┌─ Data provided

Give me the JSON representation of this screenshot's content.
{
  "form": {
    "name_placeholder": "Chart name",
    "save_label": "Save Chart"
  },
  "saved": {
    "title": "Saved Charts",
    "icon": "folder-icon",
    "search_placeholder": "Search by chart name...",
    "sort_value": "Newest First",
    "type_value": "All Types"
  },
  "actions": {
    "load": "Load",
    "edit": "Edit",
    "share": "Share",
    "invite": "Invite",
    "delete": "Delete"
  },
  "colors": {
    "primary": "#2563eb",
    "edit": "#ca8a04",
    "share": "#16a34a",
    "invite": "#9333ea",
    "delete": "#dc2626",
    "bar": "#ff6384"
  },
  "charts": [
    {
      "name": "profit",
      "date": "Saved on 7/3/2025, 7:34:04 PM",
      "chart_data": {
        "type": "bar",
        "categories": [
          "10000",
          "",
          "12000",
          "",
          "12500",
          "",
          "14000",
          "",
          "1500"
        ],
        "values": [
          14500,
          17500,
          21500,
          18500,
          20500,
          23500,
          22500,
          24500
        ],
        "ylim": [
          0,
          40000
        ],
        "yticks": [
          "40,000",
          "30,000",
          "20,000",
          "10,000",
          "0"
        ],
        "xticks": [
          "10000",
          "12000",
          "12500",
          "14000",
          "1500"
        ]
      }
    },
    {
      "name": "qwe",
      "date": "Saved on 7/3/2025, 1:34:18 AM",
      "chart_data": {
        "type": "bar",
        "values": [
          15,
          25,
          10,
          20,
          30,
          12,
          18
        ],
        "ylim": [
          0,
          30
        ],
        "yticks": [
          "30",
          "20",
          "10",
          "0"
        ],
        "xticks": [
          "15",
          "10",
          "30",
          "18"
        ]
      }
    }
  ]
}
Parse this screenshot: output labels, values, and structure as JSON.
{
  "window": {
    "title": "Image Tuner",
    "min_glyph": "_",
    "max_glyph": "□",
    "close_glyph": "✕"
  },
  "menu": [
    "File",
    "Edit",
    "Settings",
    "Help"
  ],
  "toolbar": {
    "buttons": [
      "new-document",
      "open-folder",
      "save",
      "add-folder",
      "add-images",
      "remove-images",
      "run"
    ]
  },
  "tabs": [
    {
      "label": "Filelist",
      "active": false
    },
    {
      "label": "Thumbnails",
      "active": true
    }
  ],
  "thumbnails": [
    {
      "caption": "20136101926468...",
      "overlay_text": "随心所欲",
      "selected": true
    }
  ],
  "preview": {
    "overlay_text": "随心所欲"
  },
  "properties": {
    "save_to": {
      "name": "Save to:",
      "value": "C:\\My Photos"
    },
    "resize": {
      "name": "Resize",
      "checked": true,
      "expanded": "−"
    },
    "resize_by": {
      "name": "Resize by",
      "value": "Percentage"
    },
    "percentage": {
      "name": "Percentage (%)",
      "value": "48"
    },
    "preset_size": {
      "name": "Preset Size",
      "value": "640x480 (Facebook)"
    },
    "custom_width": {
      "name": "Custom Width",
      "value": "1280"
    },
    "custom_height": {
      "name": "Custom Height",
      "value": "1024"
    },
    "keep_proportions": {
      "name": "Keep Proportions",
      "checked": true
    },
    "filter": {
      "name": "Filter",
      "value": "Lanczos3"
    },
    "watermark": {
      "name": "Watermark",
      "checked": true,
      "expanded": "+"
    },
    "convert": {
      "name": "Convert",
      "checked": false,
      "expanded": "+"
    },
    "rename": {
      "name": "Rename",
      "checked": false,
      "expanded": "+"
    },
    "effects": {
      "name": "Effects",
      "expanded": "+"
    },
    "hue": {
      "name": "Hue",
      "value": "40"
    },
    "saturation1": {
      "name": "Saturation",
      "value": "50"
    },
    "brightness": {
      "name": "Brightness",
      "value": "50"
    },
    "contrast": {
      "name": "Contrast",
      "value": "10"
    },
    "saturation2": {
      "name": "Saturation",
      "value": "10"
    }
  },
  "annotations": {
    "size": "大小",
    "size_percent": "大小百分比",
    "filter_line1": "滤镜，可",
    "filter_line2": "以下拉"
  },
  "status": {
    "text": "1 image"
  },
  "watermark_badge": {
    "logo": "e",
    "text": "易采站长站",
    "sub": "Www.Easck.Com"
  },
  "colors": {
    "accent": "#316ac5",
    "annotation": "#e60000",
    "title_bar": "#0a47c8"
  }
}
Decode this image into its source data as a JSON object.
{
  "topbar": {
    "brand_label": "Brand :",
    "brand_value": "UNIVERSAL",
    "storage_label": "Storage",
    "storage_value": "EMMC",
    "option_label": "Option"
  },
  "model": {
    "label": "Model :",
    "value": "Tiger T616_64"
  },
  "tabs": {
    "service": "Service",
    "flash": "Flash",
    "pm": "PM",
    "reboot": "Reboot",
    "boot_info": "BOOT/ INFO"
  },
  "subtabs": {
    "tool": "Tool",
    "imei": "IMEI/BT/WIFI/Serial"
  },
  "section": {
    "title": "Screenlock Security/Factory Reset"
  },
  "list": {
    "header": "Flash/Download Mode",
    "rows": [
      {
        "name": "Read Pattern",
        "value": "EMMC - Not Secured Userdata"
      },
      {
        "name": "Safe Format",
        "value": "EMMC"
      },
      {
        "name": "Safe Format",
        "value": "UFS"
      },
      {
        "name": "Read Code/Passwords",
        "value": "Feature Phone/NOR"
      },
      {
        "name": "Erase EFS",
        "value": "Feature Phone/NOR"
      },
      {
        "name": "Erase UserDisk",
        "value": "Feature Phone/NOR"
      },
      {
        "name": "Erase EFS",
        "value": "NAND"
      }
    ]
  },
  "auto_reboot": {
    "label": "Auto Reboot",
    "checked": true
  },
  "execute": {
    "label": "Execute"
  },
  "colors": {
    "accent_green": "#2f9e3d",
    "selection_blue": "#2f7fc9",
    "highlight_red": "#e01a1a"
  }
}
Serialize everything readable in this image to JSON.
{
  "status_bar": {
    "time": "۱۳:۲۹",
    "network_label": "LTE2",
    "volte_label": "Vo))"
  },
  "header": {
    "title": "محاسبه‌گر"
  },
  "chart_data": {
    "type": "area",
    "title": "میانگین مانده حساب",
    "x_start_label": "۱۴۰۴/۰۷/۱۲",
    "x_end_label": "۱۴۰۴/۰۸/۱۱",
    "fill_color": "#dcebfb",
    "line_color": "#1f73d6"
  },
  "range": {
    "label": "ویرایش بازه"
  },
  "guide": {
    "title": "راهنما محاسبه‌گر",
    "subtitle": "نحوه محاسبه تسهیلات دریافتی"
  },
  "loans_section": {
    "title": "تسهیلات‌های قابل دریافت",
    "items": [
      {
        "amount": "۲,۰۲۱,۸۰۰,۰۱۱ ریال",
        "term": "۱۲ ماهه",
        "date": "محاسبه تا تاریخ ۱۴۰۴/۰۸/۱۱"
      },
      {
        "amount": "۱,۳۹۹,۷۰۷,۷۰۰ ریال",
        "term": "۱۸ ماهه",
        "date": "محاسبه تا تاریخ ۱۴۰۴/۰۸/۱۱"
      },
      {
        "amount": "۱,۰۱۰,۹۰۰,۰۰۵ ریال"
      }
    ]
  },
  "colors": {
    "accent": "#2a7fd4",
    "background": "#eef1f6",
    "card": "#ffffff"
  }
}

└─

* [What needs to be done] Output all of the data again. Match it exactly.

* [Expected output]
Give me the JSON representation of this screenshot's content.
{
  "form": {
    "name_placeholder": "Chart name",
    "save_label": "Save Chart"
  },
  "saved": {
    "title": "Saved Charts",
    "icon": "folder-icon",
    "search_placeholder": "Search by chart name...",
    "sort_value": "Newest First",
    "type_value": "All Types"
  },
  "actions": {
    "load": "Load",
    "edit": "Edit",
    "share": "Share",
    "invite": "Invite",
    "delete": "Delete"
  },
  "colors": {
    "primary": "#2563eb",
    "edit": "#ca8a04",
    "share": "#16a34a",
    "invite": "#9333ea",
    "delete": "#dc2626",
    "bar": "#ff6384"
  },
  "charts": [
    {
      "name": "profit",
      "date": "Saved on 7/3/2025, 7:34:04 PM",
      "chart_data": {
        "type": "bar",
        "categories": [
          "10000",
          "",
          "12000",
          "",
          "12500",
          "",
          "14000",
          "",
          "1500"
        ],
        "values": [
          14500,
          17500,
          21500,
          18500,
          20500,
          23500,
          22500,
          24500
        ],
        "ylim": [
          0,
          40000
        ],
        "yticks": [
          "40,000",
          "30,000",
          "20,000",
          "10,000",
          "0"
        ],
        "xticks": [
          "10000",
          "12000",
          "12500",
          "14000",
          "1500"
        ]
      }
    },
    {
      "name": "qwe",
      "date": "Saved on 7/3/2025, 1:34:18 AM",
      "chart_data": {
        "type": "bar",
        "values": [
          15,
          25,
          10,
          20,
          30,
          12,
          18
        ],
        "ylim": [
          0,
          30
        ],
        "yticks": [
          "30",
          "20",
          "10",
          "0"
        ],
        "xticks": [
          "15",
          "10",
          "30",
          "18"
        ]
      }
    }
  ]
}
Parse this screenshot: output labels, values, and structure as JSON.
{
  "window": {
    "title": "Image Tuner",
    "min_glyph": "_",
    "max_glyph": "□",
    "close_glyph": "✕"
  },
  "menu": [
    "File",
    "Edit",
    "Settings",
    "Help"
  ],
  "toolbar": {
    "buttons": [
      "new-document",
      "open-folder",
      "save",
      "add-folder",
      "add-images",
      "remove-images",
      "run"
    ]
  },
  "tabs": [
    {
      "label": "Filelist",
      "active": false
    },
    {
      "label": "Thumbnails",
      "active": true
    }
  ],
  "thumbnails": [
    {
      "caption": "20136101926468...",
      "overlay_text": "随心所欲",
      "selected": true
    }
  ],
  "preview": {
    "overlay_text": "随心所欲"
  },
  "properties": {
    "save_to": {
      "name": "Save to:",
      "value": "C:\\My Photos"
    },
    "resize": {
      "name": "Resize",
      "checked": true,
      "expanded": "−"
    },
    "resize_by": {
      "name": "Resize by",
      "value": "Percentage"
    },
    "percentage": {
      "name": "Percentage (%)",
      "value": "48"
    },
    "preset_size": {
      "name": "Preset Size",
      "value": "640x480 (Facebook)"
    },
    "custom_width": {
      "name": "Custom Width",
      "value": "1280"
    },
    "custom_height": {
      "name": "Custom Height",
      "value": "1024"
    },
    "keep_proportions": {
      "name": "Keep Proportions",
      "checked": true
    },
    "filter": {
      "name": "Filter",
      "value": "Lanczos3"
    },
    "watermark": {
      "name": "Watermark",
      "checked": true,
      "expanded": "+"
    },
    "convert": {
      "name": "Convert",
      "checked": false,
      "expanded": "+"
    },
    "rename": {
      "name": "Rename",
      "checked": false,
      "expanded": "+"
    },
    "effects": {
      "name": "Effects",
      "expanded": "+"
    },
    "hue": {
      "name": "Hue",
      "value": "40"
    },
    "saturation1": {
      "name": "Saturation",
      "value": "50"
    },
    "brightness": {
      "name": "Brightness",
      "value": "50"
    },
    "contrast": {
      "name": "Contrast",
      "value": "10"
    },
    "saturation2": {
      "name": "Saturation",
      "value": "10"
    }
  },
  "annotations": {
    "size": "大小",
    "size_percent": "大小百分比",
    "filter_line1": "滤镜，可",
    "filter_line2": "以下拉"
  },
  "status": {
    "text": "1 image"
  },
  "watermark_badge": {
    "logo": "e",
    "text": "易采站长站",
    "sub": "Www.Easck.Com"
  },
  "colors": {
    "accent": "#316ac5",
    "annotation": "#e60000",
    "title_bar": "#0a47c8"
  }
}
Decode this image into its source data as a JSON object.
{
  "topbar": {
    "brand_label": "Brand :",
    "brand_value": "UNIVERSAL",
    "storage_label": "Storage",
    "storage_value": "EMMC",
    "option_label": "Option"
  },
  "model": {
    "label": "Model :",
    "value": "Tiger T616_64"
  },
  "tabs": {
    "service": "Service",
    "flash": "Flash",
    "pm": "PM",
    "reboot": "Reboot",
    "boot_info": "BOOT/ INFO"
  },
  "subtabs": {
    "tool": "Tool",
    "imei": "IMEI/BT/WIFI/Serial"
  },
  "section": {
    "title": "Screenlock Security/Factory Reset"
  },
  "list": {
    "header": "Flash/Download Mode",
    "rows": [
      {
        "name": "Read Pattern",
        "value": "EMMC - Not Secured Userdata"
      },
      {
        "name": "Safe Format",
        "value": "EMMC"
      },
      {
        "name": "Safe Format",
        "value": "UFS"
      },
      {
        "name": "Read Code/Passwords",
        "value": "Feature Phone/NOR"
      },
      {
        "name": "Erase EFS",
        "value": "Feature Phone/NOR"
      },
      {
        "name": "Erase UserDisk",
        "value": "Feature Phone/NOR"
      },
      {
        "name": "Erase EFS",
        "value": "NAND"
      }
    ]
  },
  "auto_reboot": {
    "label": "Auto Reboot",
    "checked": true
  },
  "execute": {
    "label": "Execute"
  },
  "colors": {
    "accent_green": "#2f9e3d",
    "selection_blue": "#2f7fc9",
    "highlight_red": "#e01a1a"
  }
}
Serialize everything readable in this image to JSON.
{
  "status_bar": {
    "time": "۱۳:۲۹",
    "network_label": "LTE2",
    "volte_label": "Vo))"
  },
  "header": {
    "title": "محاسبه‌گر"
  },
  "chart_data": {
    "type": "area",
    "title": "میانگین مانده حساب",
    "x_start_label": "۱۴۰۴/۰۷/۱۲",
    "x_end_label": "۱۴۰۴/۰۸/۱۱",
    "fill_color": "#dcebfb",
    "line_color": "#1f73d6"
  },
  "range": {
    "label": "ویرایش بازه"
  },
  "guide": {
    "title": "راهنما محاسبه‌گر",
    "subtitle": "نحوه محاسبه تسهیلات دریافتی"
  },
  "loans_section": {
    "title": "تسهیلات‌های قابل دریافت",
    "items": [
      {
        "amount": "۲,۰۲۱,۸۰۰,۰۱۱ ریال",
        "term": "۱۲ ماهه",
        "date": "محاسبه تا تاریخ ۱۴۰۴/۰۸/۱۱"
      },
      {
        "amount": "۱,۳۹۹,۷۰۷,۷۰۰ ریال",
        "term": "۱۸ ماهه",
        "date": "محاسبه تا تاریخ ۱۴۰۴/۰۸/۱۱"
      },
      {
        "amount": "۱,۰۱۰,۹۰۰,۰۰۵ ریال"
      }
    ]
  },
  "colors": {
    "accent": "#2a7fd4",
    "background": "#eef1f6",
    "card": "#ffffff"
  }
}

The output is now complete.